Gospel Reflection Mark 6: 1-6

Reflection on the Gospel – 14th Sunday in Ordinary Time Year B

(Mark 6:1-6)

-Veronica Lawson RSM

Most of us have known the experience of feeling powerless in the face of rejection, especially when it is rejection from those who are closest to us, from those who might normally be expected to understand and affirm us. Mark presents such rejection as the experience of Jesus. Earlier in the gospel (3:20-21), we find that Jesus is misunderstood by his family who consider him to be out of his mind. Members of his family try to take responsibility for him, to take hold of him and to save him from himself. When they come to take him away, he leaves them outside and continues to teach those gathered around him about a new sort of kinship, kinship that is based on doing God’s will.

In today’s gospel reading (6:1-6), we find that the neighbours and friends of Jesus’ family have trouble coping with him. They admit that his teaching demonstrates considerable wisdom. They also acknowledge his extraordinary power as a healer. From their perspective, however, something does not add up. After all, he is basically just one of them, “the craftsman”.

Jesus’ hometown people do not simply puzzle over his extraordinary powers. They are actually “scandalised” by him. He experiences their response as rejection and tells them how he feels. In so doing, he identifies himself with the rejected prophets of old. The townspeople’s lack of faith renders Jesus, the prophet in their midst, powerless: he is simply unable to perform any mighty deeds among them. There is a hint in the text, however, that some few do have faith: “he cured a few sick people.” He cures these people “by laying his hands on them”. We have seen, in the request of the man with leprosy (1:41) and the action of the crowds (3:10,) the people’s well-founded faith in the healing power of touch, of bodily encounter.
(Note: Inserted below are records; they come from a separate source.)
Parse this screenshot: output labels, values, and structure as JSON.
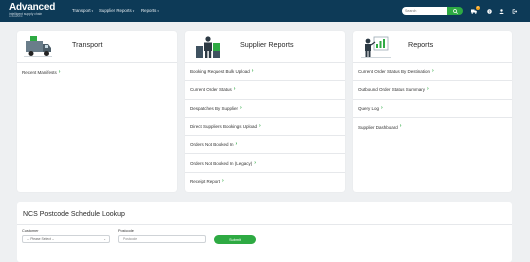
{
  "brand": {
    "name": "Advanced",
    "tagline": "intelligent supply chain",
    "sub": "software/ltd."
  },
  "nav": [
    {
      "label": "Transport"
    },
    {
      "label": "Supplier Reports"
    },
    {
      "label": "Reports"
    }
  ],
  "search": {
    "placeholder": "Search"
  },
  "notifications": {
    "count": "2"
  },
  "cards": [
    {
      "title": "Transport",
      "items": [
        "Recent Manifests"
      ]
    },
    {
      "title": "Supplier Reports",
      "items": [
        "Booking Request Bulk Upload",
        "Current Order Status",
        "Despatches By Supplier",
        "Direct Suppliers Bookings Upload",
        "Orders Not Booked In",
        "Orders Not Booked In (Legacy)",
        "Receipt Report"
      ]
    },
    {
      "title": "Reports",
      "items": [
        "Current Order Status By Destination",
        "Outbound Order Status Summary",
        "Query Log",
        "Supplier Dashboard"
      ]
    }
  ],
  "ncs": {
    "title": "NCS Postcode Schedule Lookup",
    "customer_label": "Customer",
    "customer_value": "-- Please Select --",
    "postcode_label": "Postcode",
    "postcode_placeholder": "Postcode",
    "submit_label": "Submit"
  },
  "colors": {
    "topbar": "#0d3a57",
    "accent": "#2eaa43",
    "badge": "#f2a11b",
    "background": "#eef0f2"
  }
}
Touch is once more the agent of healing.

At times, we may be like Jesus, bringing the wisdom and power of God to our families or local communities, only to meet with rejection. Sometimes, we may be like the few who come in faith and experience a healing touch. At other times, we may replicate the behaviour of the opponents of Jesus and discount the achievements of those who excel or whose message challenges us or our lifestyle. To refuse to listen to a prophetic message because the messenger fails to meet our preconceived ideas about prophets may have something to do with a lack of faith. It may actually stymie the power of God. Finally, the emphasis on healing in this reading invites us to pause and consider what is happening in our world, presently beset by pandemic. It invites us to affirm the intrinsic value of all, human and other-than-human, so often denigrated and devalued by attitudes that dichotomise the material and the spiritual with dire consequences for the Earth community.